Dreaming New Dreams

By: John Edmondson

For though by this time you ought to be teachers, you need someone to teach you again the basic elements of the oracles of God. You need milk, not solid food; for everyone who lives on milk, being still an infant, is unskilled in the word of righteousness. But solid food is for the mature, for those whose faculties have been trained by practice to distinguish good from evil.
— Hebrews 5:12-14

I remember the day clearly; sitting in a lecture hall for the first time in 20 years. I remember smiling and shaking my head, and thinking to myself “how did I end up here?” With a mixture of wonder and amazement (and a dash of fear), I began my journey as a 42-year-old college student at the Institute for G.O.D. last fall. I had returned to school with a desire on my heart that no longer could be denied. It grew into this overwhelming hunger to serve others. In order for me to do that and do it well, I needed a greater understanding of the Word. I needed to have it written on my heart in a way that I would able to share it with others and serve Christ in a greater capacity. I was no longer content with “milk” but longed for the “solid food” I knew I would find in studying the Bible at the Institute.

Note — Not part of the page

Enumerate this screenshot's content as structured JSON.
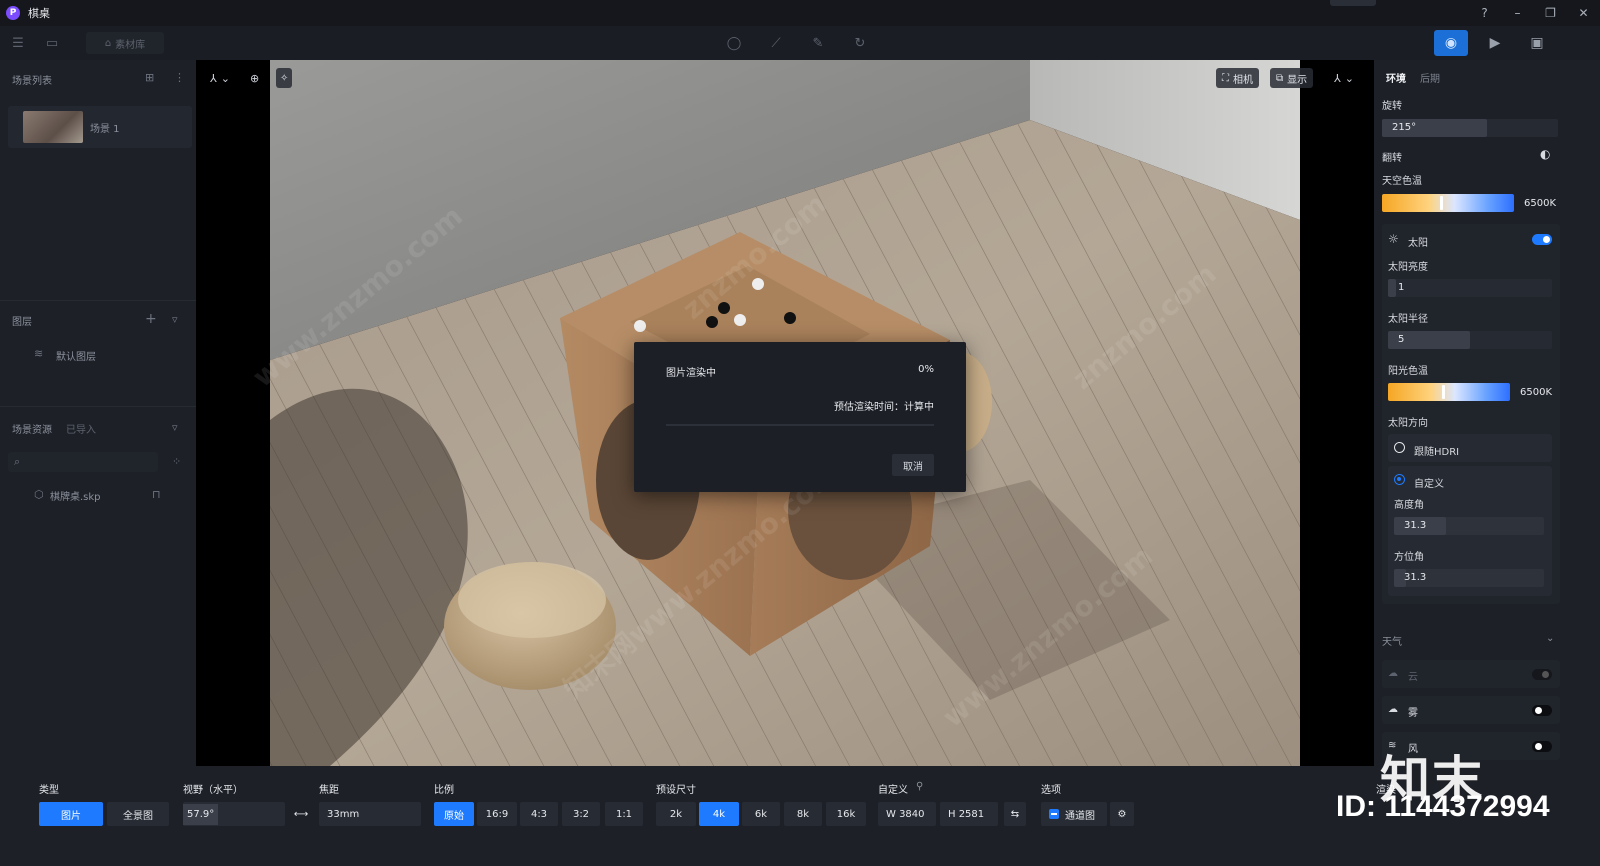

Going back to school had to be a priority for myself and my wife. It had to be something we were both committed to because of the scope of our life and the time it would require. I was not an 18-year-old stepping on a college campus for the first time. I was a husband, a father of five children (the youngest just 6 months old at the time), I had a full-time job and had just started dipping my toes into ministry work through our CASE after-school program. This undertaking had to be approached with a certain seriousness and vigor—not only because of my reasoning for taking it on to begin with, but also because I would have to be diligent with the time I had allotted to do the work required to be successful.


At the Institute there are options to take classes either in the morning or in the evening. Most older students, due to their jobs and other commitments, typically take classes in the evening. I chose to go the other route and take morning classes. I do well in the morning and I wanted to fully immerse myself in the college experience. I’ve enjoyed being in class with your more prototypical college-aged students. I love seeing their fervent love for the Word. I am encouraged and strengthened by their enthusiasm to delve deeper into their call to serve and what takes place when God meets them there. I look on with amazement at their confidence in knowing what God has called them into at such a young age.

When I was a younger man, I was not in a place similar to my classmates. I was not living a life pleasing to the Lord nor was I willing to give up the trappings this world has to offer. Having been in that place and living the life that I have lived has brought me to a different place, with a different viewpoint in the classroom. Unlike younger classmates, I feel I am more aware of my days. I’m here to fulfill the desires I believe the Lord has always had for me. I love the excitement I feel walking into a class knowing that the Word is going to be illuminated to me in a new and exciting way.

In a gathering of the older institute students after the spring semester, Gregg Garner (President of the Institute and Founder, President of G.O.D. Int’l) shared this passage in Joel which speaks of older men dreaming dreams and younger men having visions:

Then afterward I will pour out my spirit on all flesh; your sons and your daughters shall prophesy, your old men shall dream dreams, and your young men shall see visions.
— Joel 2:28

This has begun to happen for me in this new chapter in my life. I am getting to confidently take on new opportunities that God has led me into, situations that I would have never dreamt of tackling on my own. Through Christ, I am discovering a capacity I never realized I possessed. I may be aware of my days, but I am also well aware of God’s presence in everything that I get to do.